What you need to do:
Restate every record word for word, without the pictures.

[App and web page records]
*** Block opens ***

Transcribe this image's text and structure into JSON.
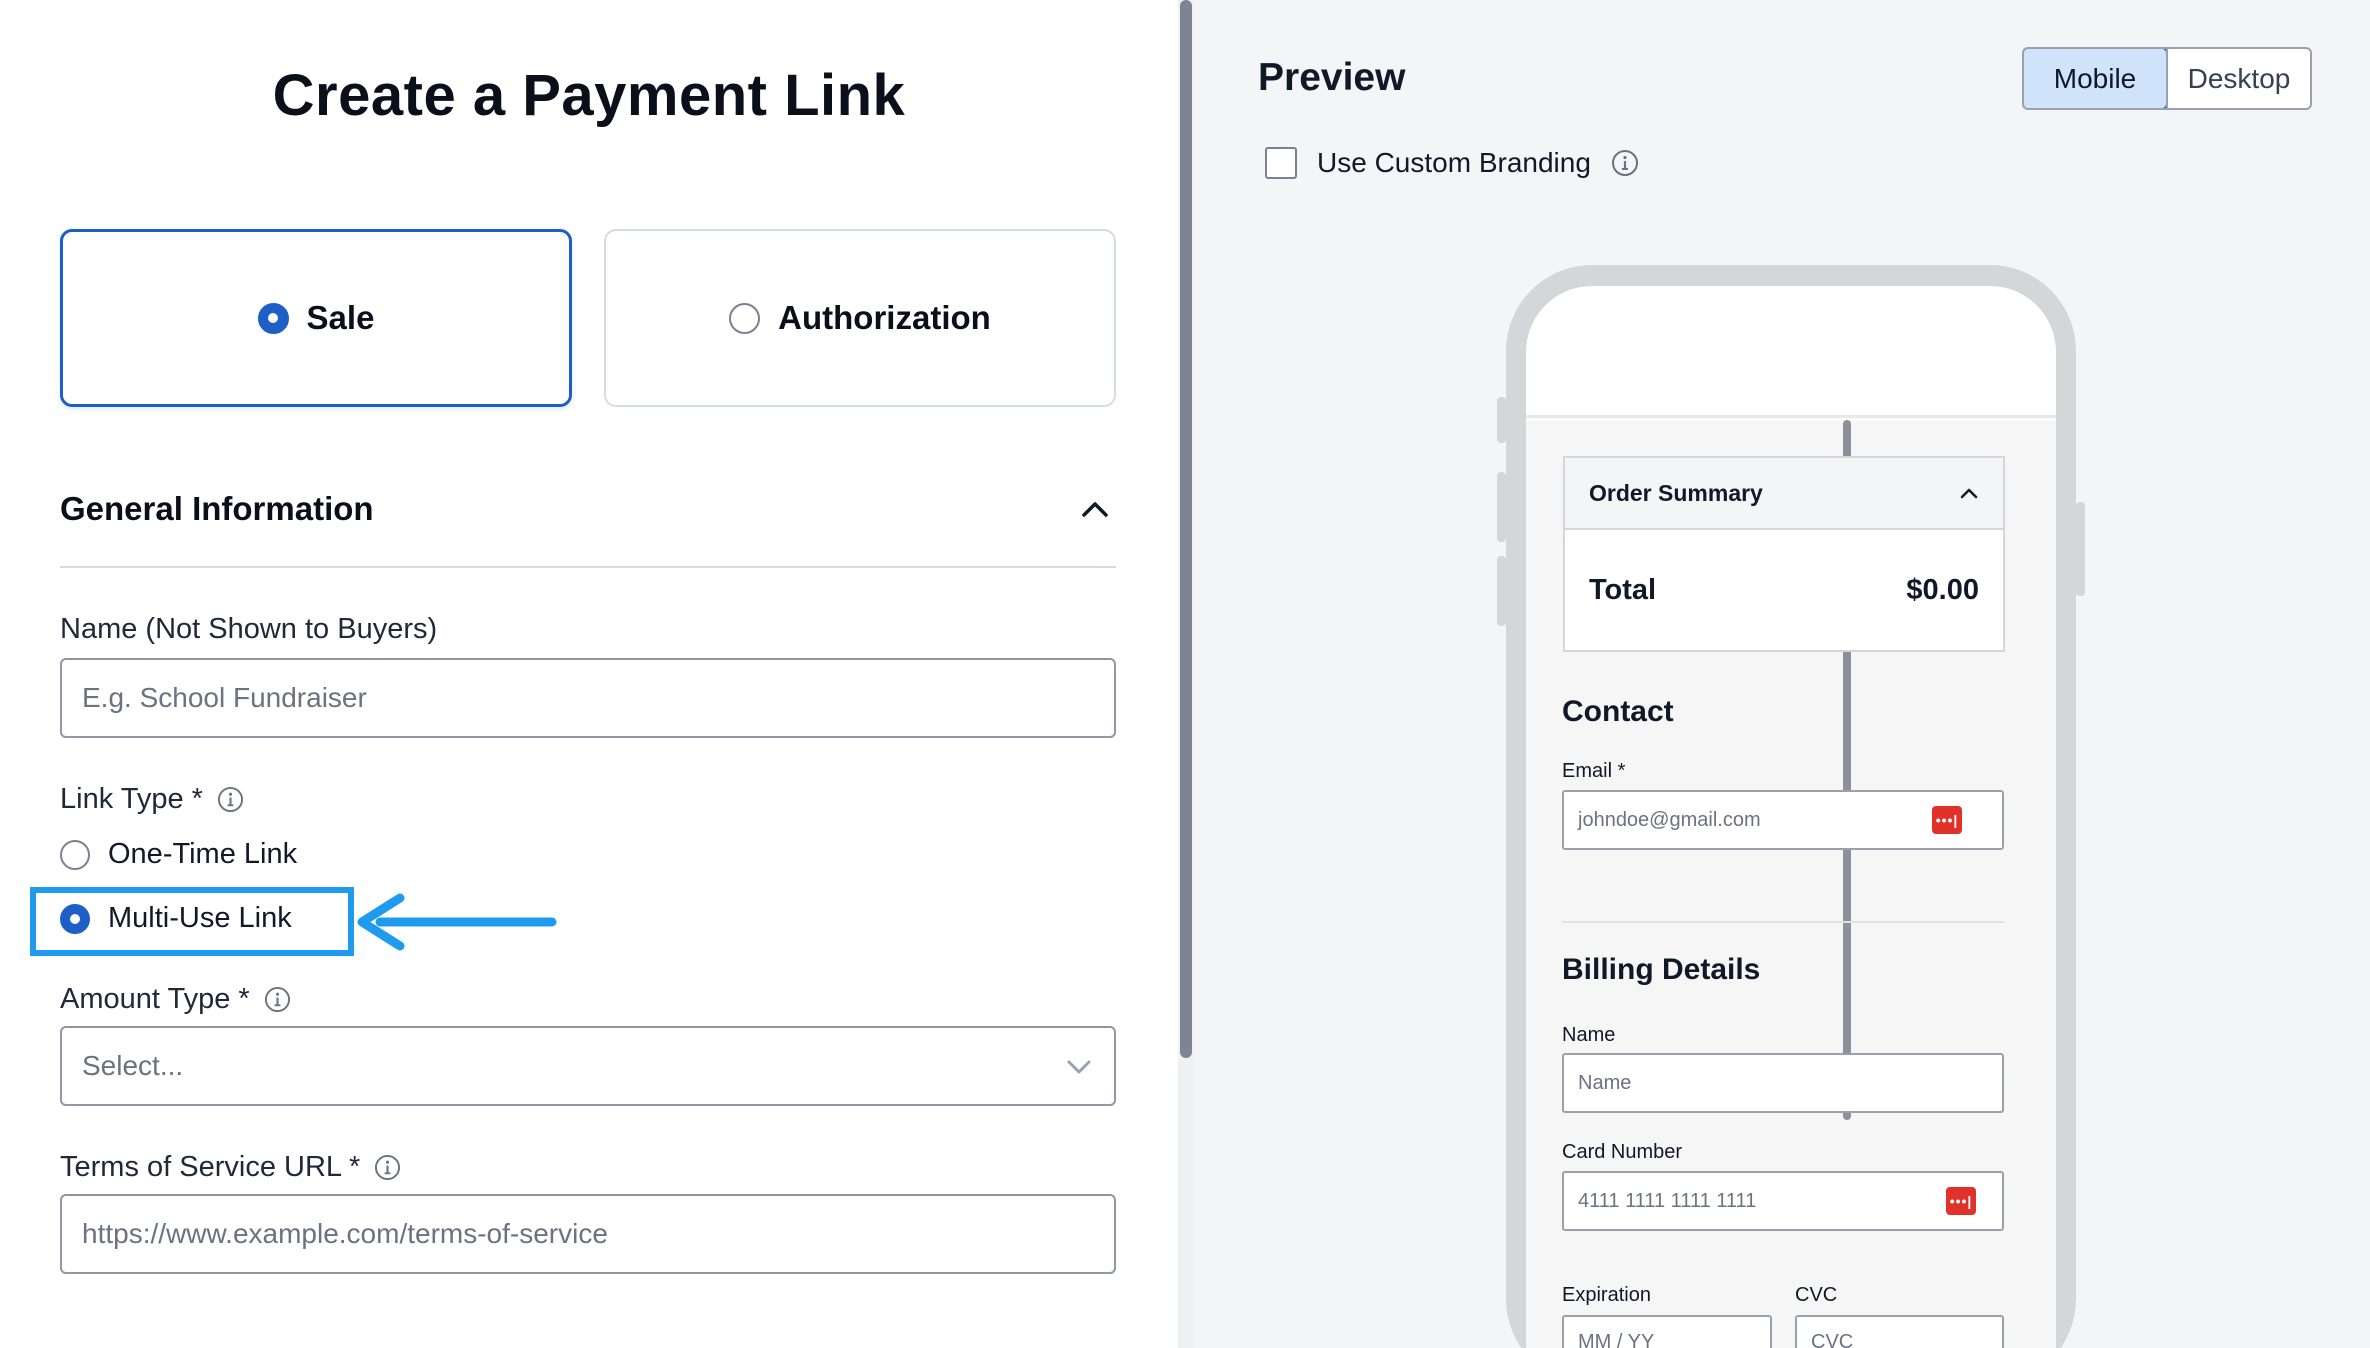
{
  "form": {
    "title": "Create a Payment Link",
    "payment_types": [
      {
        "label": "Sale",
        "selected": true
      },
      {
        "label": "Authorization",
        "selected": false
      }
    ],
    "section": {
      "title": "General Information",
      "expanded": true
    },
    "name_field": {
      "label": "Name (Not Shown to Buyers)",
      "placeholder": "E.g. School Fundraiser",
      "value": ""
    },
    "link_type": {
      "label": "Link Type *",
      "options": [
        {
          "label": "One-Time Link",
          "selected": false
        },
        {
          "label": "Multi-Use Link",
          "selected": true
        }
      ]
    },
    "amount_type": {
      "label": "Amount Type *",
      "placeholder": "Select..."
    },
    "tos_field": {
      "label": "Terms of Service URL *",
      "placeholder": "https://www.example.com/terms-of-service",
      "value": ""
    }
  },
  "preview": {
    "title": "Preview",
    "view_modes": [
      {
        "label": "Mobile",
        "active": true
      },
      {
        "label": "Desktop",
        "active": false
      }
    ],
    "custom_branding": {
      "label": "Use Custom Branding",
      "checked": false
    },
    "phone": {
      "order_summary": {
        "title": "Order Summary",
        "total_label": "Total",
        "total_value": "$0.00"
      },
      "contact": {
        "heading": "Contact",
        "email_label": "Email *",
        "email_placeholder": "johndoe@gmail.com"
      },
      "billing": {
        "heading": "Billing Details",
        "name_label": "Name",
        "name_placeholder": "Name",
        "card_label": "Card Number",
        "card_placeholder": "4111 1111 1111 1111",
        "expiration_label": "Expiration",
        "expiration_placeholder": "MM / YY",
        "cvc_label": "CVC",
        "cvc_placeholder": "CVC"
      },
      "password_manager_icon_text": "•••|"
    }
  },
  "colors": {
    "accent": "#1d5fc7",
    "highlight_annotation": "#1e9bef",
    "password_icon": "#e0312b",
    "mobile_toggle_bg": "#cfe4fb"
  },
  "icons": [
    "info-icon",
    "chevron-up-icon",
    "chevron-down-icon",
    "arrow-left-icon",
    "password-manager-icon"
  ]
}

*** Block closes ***

Written solution:
Transcribe this image's text and structure into JSON.
{
  "form": {
    "title": "Create a Payment Link",
    "payment_types": [
      {
        "label": "Sale",
        "selected": true
      },
      {
        "label": "Authorization",
        "selected": false
      }
    ],
    "section": {
      "title": "General Information",
      "expanded": true
    },
    "name_field": {
      "label": "Name (Not Shown to Buyers)",
      "placeholder": "E.g. School Fundraiser",
      "value": ""
    },
    "link_type": {
      "label": "Link Type *",
      "options": [
        {
          "label": "One-Time Link",
          "selected": false
        },
        {
          "label": "Multi-Use Link",
          "selected": true
        }
      ]
    },
    "amount_type": {
      "label": "Amount Type *",
      "placeholder": "Select..."
    },
    "tos_field": {
      "label": "Terms of Service URL *",
      "placeholder": "https://www.example.com/terms-of-service",
      "value": ""
    }
  },
  "preview": {
    "title": "Preview",
    "view_modes": [
      {
        "label": "Mobile",
        "active": true
      },
      {
        "label": "Desktop",
        "active": false
      }
    ],
    "custom_branding": {
      "label": "Use Custom Branding",
      "checked": false
    },
    "phone": {
      "order_summary": {
        "title": "Order Summary",
        "total_label": "Total",
        "total_value": "$0.00"
      },
      "contact": {
        "heading": "Contact",
        "email_label": "Email *",
        "email_placeholder": "johndoe@gmail.com"
      },
      "billing": {
        "heading": "Billing Details",
        "name_label": "Name",
        "name_placeholder": "Name",
        "card_label": "Card Number",
        "card_placeholder": "4111 1111 1111 1111",
        "expiration_label": "Expiration",
        "expiration_placeholder": "MM / YY",
        "cvc_label": "CVC",
        "cvc_placeholder": "CVC"
      },
      "password_manager_icon_text": "•••|"
    }
  },
  "colors": {
    "accent": "#1d5fc7",
    "highlight_annotation": "#1e9bef",
    "password_icon": "#e0312b",
    "mobile_toggle_bg": "#cfe4fb"
  },
  "icons": [
    "info-icon",
    "chevron-up-icon",
    "chevron-down-icon",
    "arrow-left-icon",
    "password-manager-icon"
  ]
}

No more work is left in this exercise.